WHAT THE EXERCISE ASKS: Filter the records down to the lines that hold the word "structured", and copy each of those lines.

DATA:
□ □ □

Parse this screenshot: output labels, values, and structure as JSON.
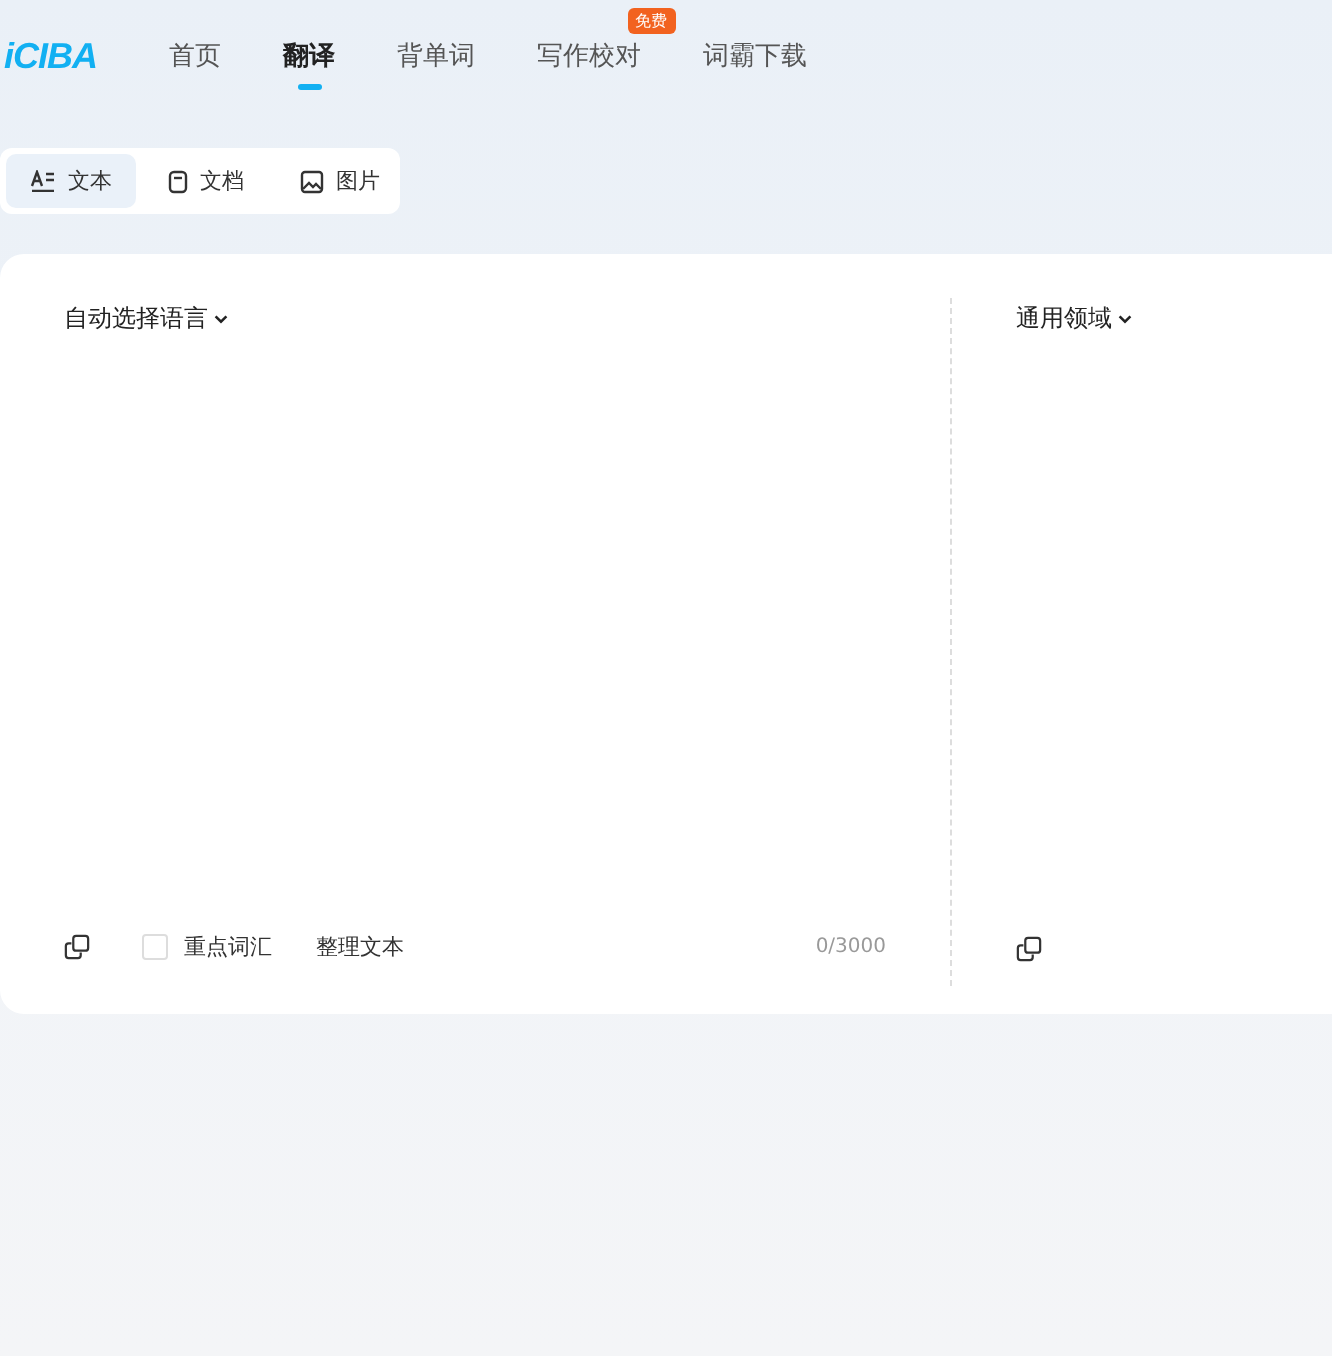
{
  "logo": "iCIBA",
  "nav": [
    {
      "label": "首页",
      "selected": false
    },
    {
      "label": "翻译",
      "selected": true
    },
    {
      "label": "背单词",
      "selected": false
    },
    {
      "label": "写作校对",
      "selected": false,
      "badge": "免费"
    },
    {
      "label": "词霸下载",
      "selected": false
    }
  ],
  "modes": [
    {
      "label": "文本",
      "kind": "text",
      "selected": true
    },
    {
      "label": "文档",
      "kind": "document",
      "selected": false
    },
    {
      "label": "图片",
      "kind": "image",
      "selected": false
    }
  ],
  "source": {
    "language": "自动选择语言",
    "key_words": {
      "label": "重点词汇",
      "checked": false
    },
    "tidy": "整理文本",
    "count": "0/3000"
  },
  "target": {
    "domain": "通用领域"
  }
}
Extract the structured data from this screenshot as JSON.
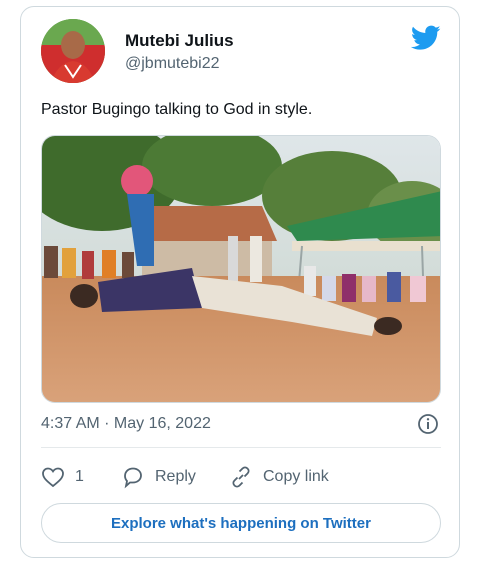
{
  "author": {
    "display_name": "Mutebi Julius",
    "handle": "@jbmutebi22",
    "avatar_icon": "profile-photo"
  },
  "brand": {
    "icon": "twitter-bird-icon",
    "color": "#1d9bf0"
  },
  "tweet": {
    "text": "Pastor Bugingo talking to God in style.",
    "timestamp": "4:37 AM · May 16, 2022"
  },
  "actions": {
    "like_count": "1",
    "reply_label": "Reply",
    "copy_link_label": "Copy link"
  },
  "explore_button": {
    "label": "Explore what's happening on Twitter"
  },
  "colors": {
    "text_primary": "#0f1419",
    "text_secondary": "#536471",
    "border": "#cfd9de",
    "link": "#1d6fbf"
  }
}
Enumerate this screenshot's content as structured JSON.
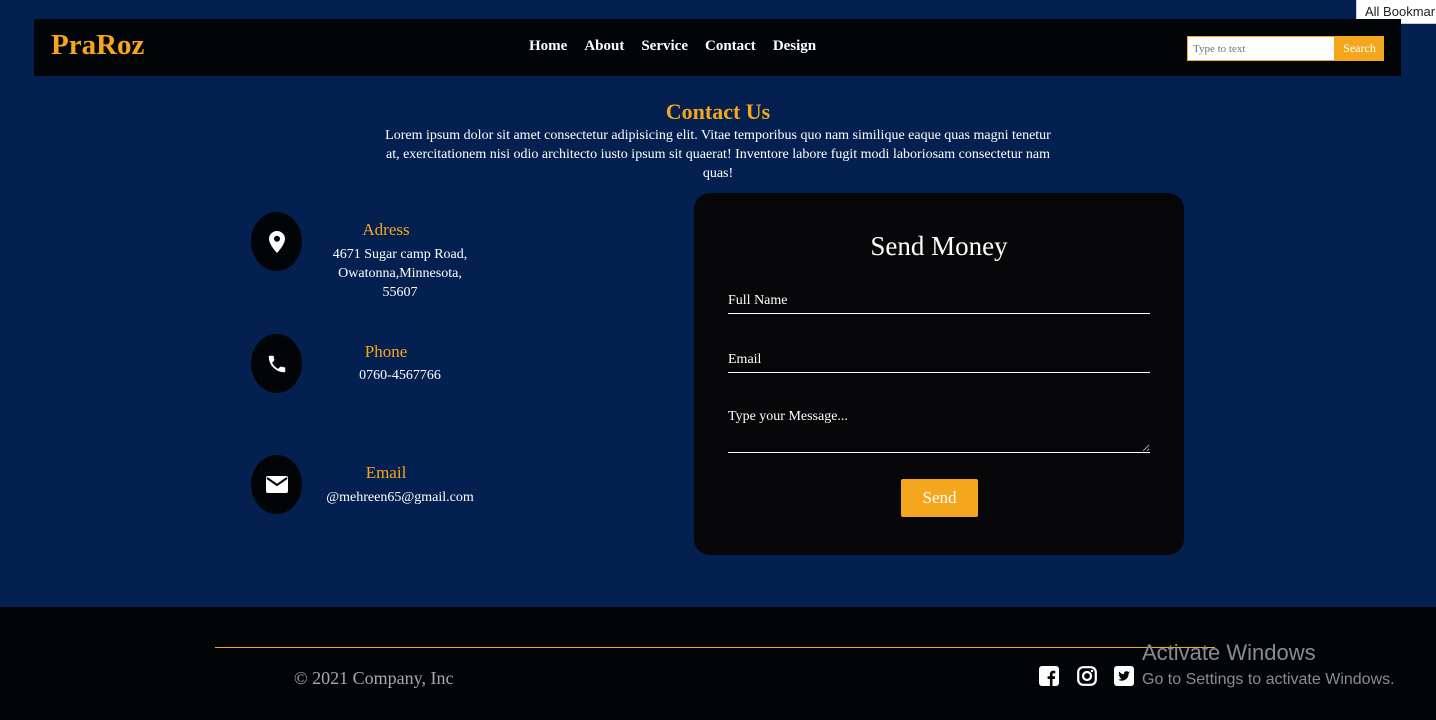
{
  "browser": {
    "bookmarks_label": "All Bookmarks"
  },
  "nav": {
    "brand": "PraRoz",
    "links": [
      "Home",
      "About",
      "Service",
      "Contact",
      "Design"
    ],
    "search_placeholder": "Type to text",
    "search_button": "Search"
  },
  "contact": {
    "title": "Contact Us",
    "description": "Lorem ipsum dolor sit amet consectetur adipisicing elit. Vitae temporibus quo nam similique eaque quas magni tenetur at, exercitationem nisi odio architecto iusto ipsum sit quaerat! Inventore labore fugit modi laboriosam consectetur nam quas!"
  },
  "info": {
    "address": {
      "label": "Adress",
      "lines": [
        "4671 Sugar camp Road,",
        "Owatonna,Minnesota,",
        "55607"
      ],
      "icon": "map-marker-icon"
    },
    "phone": {
      "label": "Phone",
      "value": "0760-4567766",
      "icon": "phone-icon"
    },
    "email": {
      "label": "Email",
      "value": "@mehreen65@gmail.com",
      "icon": "envelope-icon"
    }
  },
  "form": {
    "title": "Send Money",
    "full_name_placeholder": "Full Name",
    "email_placeholder": "Email",
    "message_placeholder": "Type your Message...",
    "send_label": "Send"
  },
  "footer": {
    "copyright": "© 2021 Company, Inc",
    "socials": [
      "facebook-icon",
      "instagram-icon",
      "twitter-icon"
    ]
  },
  "overlay": {
    "title": "Activate Windows",
    "subtitle": "Go to Settings to activate Windows."
  },
  "colors": {
    "background": "#032050",
    "accent": "#f4a71d",
    "dark": "#020508",
    "card": "#070608"
  }
}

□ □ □

YOUR SOLUTION:
Extract the structured data from this screenshot as JSON.
Enumerate this screenshot's content as structured JSON.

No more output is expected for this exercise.